A pair of detailed reports to clients from investment bank Berenberg makes for good reading for Eutelsat but delivered negative advice as to the state of prospects for arch-rival SES.
As for Eutelsat, Berenberg’s analyst Robert Berg says that the satellite operator’s shares are “still cheap”. The bank’s note says: “We reiterate our ‘Buy’ rating on Eutelsat, even though we have downgraded SES, its key European peer, to ‘Sell’. Traditionally the two companies were hard to separate but, over the past few years, there has been a significant divergence in their financial and operational strategies, a divergence that we think has resulted in SES becoming a much more risky proposition. We believe Eutelsat’s focus on Free Cashflow generation – leading to a secure double-digit yield – and its favourable customer and application mix mean it should trade at a premium to its Luxembourgish counterpart.”

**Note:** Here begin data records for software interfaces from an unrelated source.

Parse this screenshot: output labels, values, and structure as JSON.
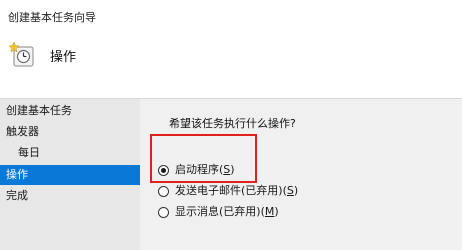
{
  "window": {
    "title": "创建基本任务向导"
  },
  "header": {
    "heading": "操作",
    "icon": "task-scheduler-icon"
  },
  "sidebar": {
    "items": [
      {
        "label": "创建基本任务",
        "active": false
      },
      {
        "label": "触发器",
        "active": false
      },
      {
        "label": "每日",
        "active": false
      },
      {
        "label": "操作",
        "active": true
      },
      {
        "label": "完成",
        "active": false
      }
    ]
  },
  "main": {
    "question": "希望该任务执行什么操作?",
    "options": [
      {
        "label": "启动程序",
        "shortcut": "S",
        "checked": true
      },
      {
        "label": "发送电子邮件(已弃用)",
        "shortcut": "S",
        "checked": false
      },
      {
        "label": "显示消息(已弃用)",
        "shortcut": "M",
        "checked": false
      }
    ]
  },
  "colors": {
    "accent": "#0a78d7",
    "highlight": "#e0201c",
    "sidebar_bg": "#e7e7e7",
    "content_bg": "#f0f0f0"
  }
}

However, all is not absolutely clear sailing for Eutelsat. The bank adds: “Management commentary suggested we should expect a slightly deteriorating trend in both the broadcast and government segments through the remainder of the year, which was a touch disappointing. However, momentum seems to be building within the fixed broadband division, with some interesting new contracts, and mobility revenues – considerably affected by Covid-19 – were supported by better-than-expected maritime trends. With FY21 guidance (to June 30th 2021) reiterated, we keep our near-term forecasts broadly unchanged.”
The bank says that Eutelsat’s sell-off of its KA-SAT satellite makes sense. “Following its acquisition of Bigblu Broadband Europe in July, and the recent entry into service of Eutelsat’s Konnect satellite, the company last week disposed of its remaining interest in its KA-SAT satellite to ViaSat. Eutelsat’s focus for fixed broadband growth is now clearly on its own open Konnect architecture, rather than a legacy KA-SAT proposition reliant on ViaSat’s hardware. We thus feel that monetising the remaining stake in its KA-SAT joint venture makes a lot of sense, not only operationally, but also financially, as the €140m received at c7x EBITDA is far in excess of the group multiple.”
Eutelsat’s share price closed November 26th at €9.58. Berenberg has given the company a price target of €12.70.
Then the bank turns to SES and says it is downgrading the operator to “SELL” on valuation grounds. Analyst Sarah Simon says: “While vaccine-based optimism has prompted a rally in SES’s share price, we think SES specifics are more relevant. In our view, revenue and EBITDA will fall short of consensus forecasts in 2021 and 2022, with mobility in particular likely to disappoint. Meanwhile, SES’s backlog to fixed assets ratio continues to decline even prior to spending on SES-17 and O3b mPOWER, capacity for which pre-sales appear limited. While we now have relative certainty on C-band, SES’s plan to reinvest more than the entire post-tax proceeds on new satellite capacity increases the risk profile given limited pre-sales. On valuation, if we strip out C-band proceeds, we find SES to be trading at a modest premium to Eutelsat on EV/EBITDA; however, SES’s cash flow profile (negative in 2021 and 2022) suggests that it should trade at a discount. We retain our €6.80 price target but downgrade to ‘Sell’.
Berenberg gives its other key reasons, saying: “Looking into 2021, we believe that forecasts for mobility revenues are too high, notwithstanding vaccine news. For while we expect air travel to increase gradually as restrictions are lifted, it is short-haul that is likely to lead the way. The problem, though, is that there are air-to-ground alternatives to satellite for short-haul routes. Separately, as we have previously highlighted, two SES mobility customers – Gogo and Global Eagle – have minimum guarantees for transponder capacity that are lower in 2021 versus 2020, and in 2022 versus 2021. This reflects previous utilisation growth forecasts that obviated the need for revenue guarantees. However, post-Covid-19, utilisation will clearly be far lower, which, given declining minimum guarantees, suggests mobility revenue will fall in 2021. Yet consensus forecasts 13 per cent underlying growth in 2021.”
The bank is also concerned about the all-important contracted backlog at SES, saying: “While SES has recently renewed a number of video contracts, signed new government business and is also pre-selling throughput on SES-17 and O3b mPOWER, the backlog is declining, both in absolute terms and relative to fixed assets. With €2.6 billion of fixed asset spending (€1.7 billion of which is on SES-17 and O3b mPOWER) set to enter the balance sheet over the period 2021-2024, we expect this ratio to fall further. Backlog includes $500m related to the aforementioned projects, which were announced in 2016 and 2017 respectively, but most of this relates to an agreement with Thales, announced in 2016. With limited addition to the backlog since then, this suggests increased probability of declining returns on those projects.”
SES shares closed on November 26th at €7.95 after a 5 per cent fall. Berenberg has given the company a target price of €6.80.